December 11, 2012

du Know How Big Your Linux Files Are?

Last week we took a look at the df command, which is for getting information on filesystems. A related command is the du command, which tells you how much disk space your files and directories use. I like the du -- disk usage -- command because it is faster and more powerful than clanking around with clumsy graphical file managers. It's familiar to Linux oldtimers, but perhaps not so familiar to newer Linux users. It tells you the size of a single file:

$ du -h grundfos-321.pdf
2.6M grundfos-321.pdf

The -h option tells it to use nice human-readable numbers like 2.6M, instead of 2648. This works for directories, too. This example adds the -s option to display the total size for the directory and everything in it:

$ du -sh z-audacity
307M	z-audacity
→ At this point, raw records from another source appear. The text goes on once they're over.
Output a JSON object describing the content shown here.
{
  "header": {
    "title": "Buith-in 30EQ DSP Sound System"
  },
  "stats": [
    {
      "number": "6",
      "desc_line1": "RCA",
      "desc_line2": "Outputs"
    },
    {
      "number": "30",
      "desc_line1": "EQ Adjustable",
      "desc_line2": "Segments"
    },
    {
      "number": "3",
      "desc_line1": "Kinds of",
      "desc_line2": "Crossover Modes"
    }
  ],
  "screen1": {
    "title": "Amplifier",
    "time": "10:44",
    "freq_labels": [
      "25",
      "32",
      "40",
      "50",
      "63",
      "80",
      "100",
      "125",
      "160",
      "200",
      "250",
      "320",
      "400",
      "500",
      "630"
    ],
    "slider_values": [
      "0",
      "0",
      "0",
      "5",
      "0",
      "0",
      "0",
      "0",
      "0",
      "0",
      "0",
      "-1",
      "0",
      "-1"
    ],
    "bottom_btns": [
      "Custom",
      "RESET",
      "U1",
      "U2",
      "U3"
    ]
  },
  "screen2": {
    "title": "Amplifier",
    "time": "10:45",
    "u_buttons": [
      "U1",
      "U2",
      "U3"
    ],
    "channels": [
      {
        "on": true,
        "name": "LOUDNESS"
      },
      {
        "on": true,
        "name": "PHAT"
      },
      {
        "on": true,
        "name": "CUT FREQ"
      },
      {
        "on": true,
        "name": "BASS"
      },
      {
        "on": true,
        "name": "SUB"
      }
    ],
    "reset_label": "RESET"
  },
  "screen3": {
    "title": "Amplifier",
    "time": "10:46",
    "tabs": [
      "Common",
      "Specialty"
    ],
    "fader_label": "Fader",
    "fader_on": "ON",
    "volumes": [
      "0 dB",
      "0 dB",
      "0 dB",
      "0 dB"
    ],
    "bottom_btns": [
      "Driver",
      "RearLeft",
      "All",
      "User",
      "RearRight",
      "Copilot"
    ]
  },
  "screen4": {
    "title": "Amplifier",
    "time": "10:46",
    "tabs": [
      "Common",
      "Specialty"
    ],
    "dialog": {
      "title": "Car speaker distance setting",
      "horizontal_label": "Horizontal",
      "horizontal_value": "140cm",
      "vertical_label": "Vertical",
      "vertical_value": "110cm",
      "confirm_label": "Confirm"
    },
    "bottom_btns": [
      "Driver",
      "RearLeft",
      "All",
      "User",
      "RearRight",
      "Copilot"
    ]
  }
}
If you omit -s then it prints the sizes of all subdirectories, and a grand total. To see the sizes of all files and subdirectories, use -a:

$ du -ah z-audacity
4.0K    z-audacity/chapter-schedule
900K    z-audacity/futurans_1.3-1_all.deb
72K     z-audacity/jack-howto_files/patchbay1socket.png
4.0K    z-audacity/jack-howto_files/book.css

http://upload.wikimedia.org/wikipedia/commons/thumb/d/db/Hard_drive-bottom.jpg/277px-Hard_drive-bottom.jpgOur data grow as fast as our storage media

This particular du incantation is an old favorite for finding the top ten biggest files in a directory. This example finds the ten largest files in my data directory:

$  du -a storage | sort -nr | head -n 10
105367464	.
61717620	./archives
36011036	./archives/Music
31444216	./unsorted-pics
31384836	./unsorted-pics/Pictures
23290472	./archives/Pictures
20403728	./archives/Music/Terry-albums
13239772	./archives/Pictures/2009-4-7
11878452	./camcorder
7805196	./unsorted-pics/Pictures/yarrow-june-201

You can query multiple directories at once:

$ du -sh unsorted-pics receipt_files archives
30G	unsorted-pics
396K	receipt_files
59G	archives

Use wildcards to select subdirectories. The first example only queries the second level directories, the second example queries the second and third level directories, and the third example skips over the second level:

$ du -sh unsorted-pics/*
3.4M	unsorted-pics/albums
34M	unsorted-pics/bratgrrl-pics
1.8M	unsorted-pics/coast-album

$ du -sh unsorted-pics/*/* 8.0K unsorted-pics/albums/index.html 1.8M unsorted-pics/albums/outdoors 264K unsorted-pics/bratgrrl-pics/2eaglessmall.jpg
$ du -sh unsorted-pics/../* 8.0K unsorted-pics/../5-foss-groupware-servers.html 8.0K unsorted-pics/../ardour1.html 2.5M unsorted-pics/../Bow_Violin.pdf

You can query the current directory for particular filetypes:

$ du -h *.jpeg *.png
32K	figure1.jpeg
128K	figure2.jpeg
8.0K	figure3.png

Use the -S option to get the size of a directory, without including its subdirectories:

$ du -Ssh ~
17M	/home/carla

One of my favorite options is -x, which keeps du in the local filesystem. My home directory includes remote mounts and links to directories on other filesystems. Compare the results of the two examples-- the first example tallies up everything in my homedir, including remote mounts and linked directories, while the second example only adds up files on the local filesystem:

$ du -sh ~
1.9T	/home/carla

$ du -sxh ~ 6.8G /home/carla

So, when you have a conglomeration like this, how do you know where your files are actually stored? With the df command, of course. As is the case with so many of these little old Linux commands, there are many more things du can do, and you will find these in man du.